* HOW TO COMPLETE THIS TASK:
Print each entry in full, word for word, with no pictures in the result.

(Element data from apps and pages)
○ ○ ○ ○ ○ ○ ○

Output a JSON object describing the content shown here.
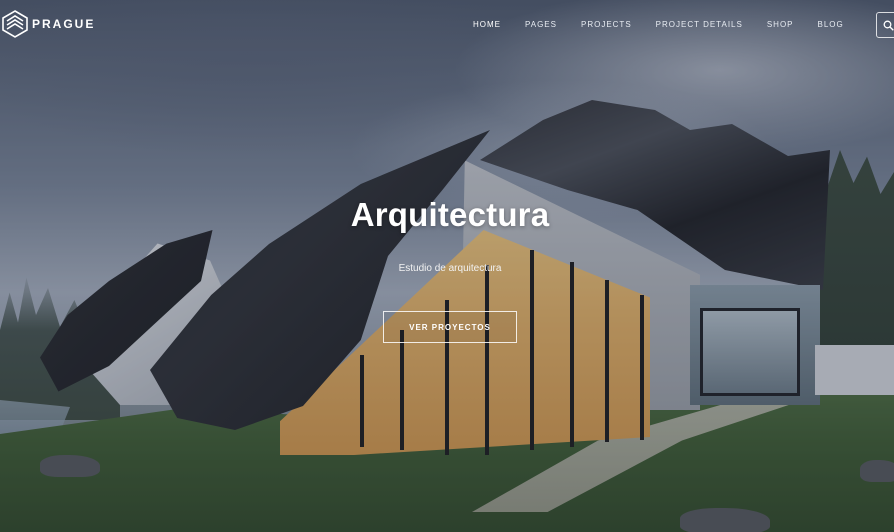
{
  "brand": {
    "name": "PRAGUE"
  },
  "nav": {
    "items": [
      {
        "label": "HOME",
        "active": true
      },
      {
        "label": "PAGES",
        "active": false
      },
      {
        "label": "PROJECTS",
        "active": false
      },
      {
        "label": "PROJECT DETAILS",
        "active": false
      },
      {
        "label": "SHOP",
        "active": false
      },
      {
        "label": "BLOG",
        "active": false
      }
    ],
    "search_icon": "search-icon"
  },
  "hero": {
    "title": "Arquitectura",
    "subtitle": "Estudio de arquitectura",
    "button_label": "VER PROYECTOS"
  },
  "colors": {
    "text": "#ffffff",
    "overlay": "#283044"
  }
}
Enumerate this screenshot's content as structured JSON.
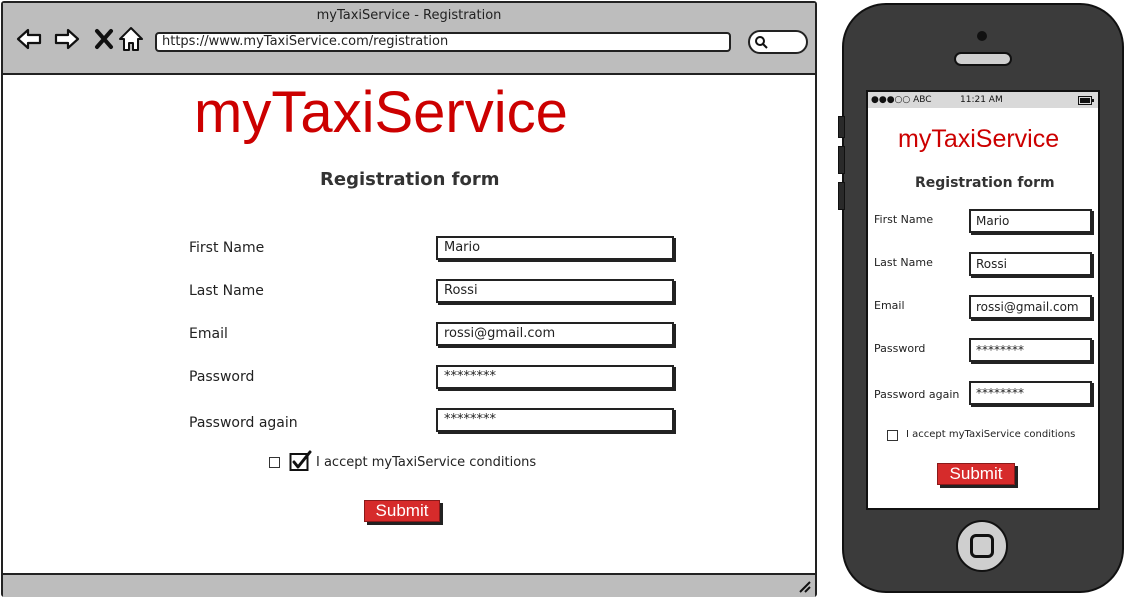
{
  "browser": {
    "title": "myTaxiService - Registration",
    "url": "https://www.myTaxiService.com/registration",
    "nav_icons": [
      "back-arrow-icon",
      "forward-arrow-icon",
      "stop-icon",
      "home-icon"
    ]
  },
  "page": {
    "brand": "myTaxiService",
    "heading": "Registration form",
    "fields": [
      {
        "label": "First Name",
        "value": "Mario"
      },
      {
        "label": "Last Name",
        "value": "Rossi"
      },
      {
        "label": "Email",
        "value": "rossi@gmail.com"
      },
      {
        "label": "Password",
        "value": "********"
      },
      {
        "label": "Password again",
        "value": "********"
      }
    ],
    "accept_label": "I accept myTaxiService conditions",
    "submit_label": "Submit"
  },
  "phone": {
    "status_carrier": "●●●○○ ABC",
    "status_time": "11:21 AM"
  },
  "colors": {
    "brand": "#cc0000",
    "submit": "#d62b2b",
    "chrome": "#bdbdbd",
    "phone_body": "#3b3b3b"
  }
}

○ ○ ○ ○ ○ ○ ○

* REPLY TO THE EXERCISE:
Output a JSON object describing the content shown here.
{
  "brand": {
    "name": "PRAGUE"
  },
  "nav": {
    "items": [
      {
        "label": "HOME",
        "active": true
      },
      {
        "label": "PAGES",
        "active": false
      },
      {
        "label": "PROJECTS",
        "active": false
      },
      {
        "label": "PROJECT DETAILS",
        "active": false
      },
      {
        "label": "SHOP",
        "active": false
      },
      {
        "label": "BLOG",
        "active": false
      }
    ],
    "search_icon": "search-icon"
  },
  "hero": {
    "title": "Arquitectura",
    "subtitle": "Estudio de arquitectura",
    "button_label": "VER PROYECTOS"
  },
  "colors": {
    "text": "#ffffff",
    "overlay": "#283044"
  }
}
Enumerate this screenshot's content as structured JSON.
{
  "browser": {
    "title": "myTaxiService - Registration",
    "url": "https://www.myTaxiService.com/registration",
    "nav_icons": [
      "back-arrow-icon",
      "forward-arrow-icon",
      "stop-icon",
      "home-icon"
    ]
  },
  "page": {
    "brand": "myTaxiService",
    "heading": "Registration form",
    "fields": [
      {
        "label": "First Name",
        "value": "Mario"
      },
      {
        "label": "Last Name",
        "value": "Rossi"
      },
      {
        "label": "Email",
        "value": "rossi@gmail.com"
      },
      {
        "label": "Password",
        "value": "********"
      },
      {
        "label": "Password again",
        "value": "********"
      }
    ],
    "accept_label": "I accept myTaxiService conditions",
    "submit_label": "Submit"
  },
  "phone": {
    "status_carrier": "●●●○○ ABC",
    "status_time": "11:21 AM"
  },
  "colors": {
    "brand": "#cc0000",
    "submit": "#d62b2b",
    "chrome": "#bdbdbd",
    "phone_body": "#3b3b3b"
  }
}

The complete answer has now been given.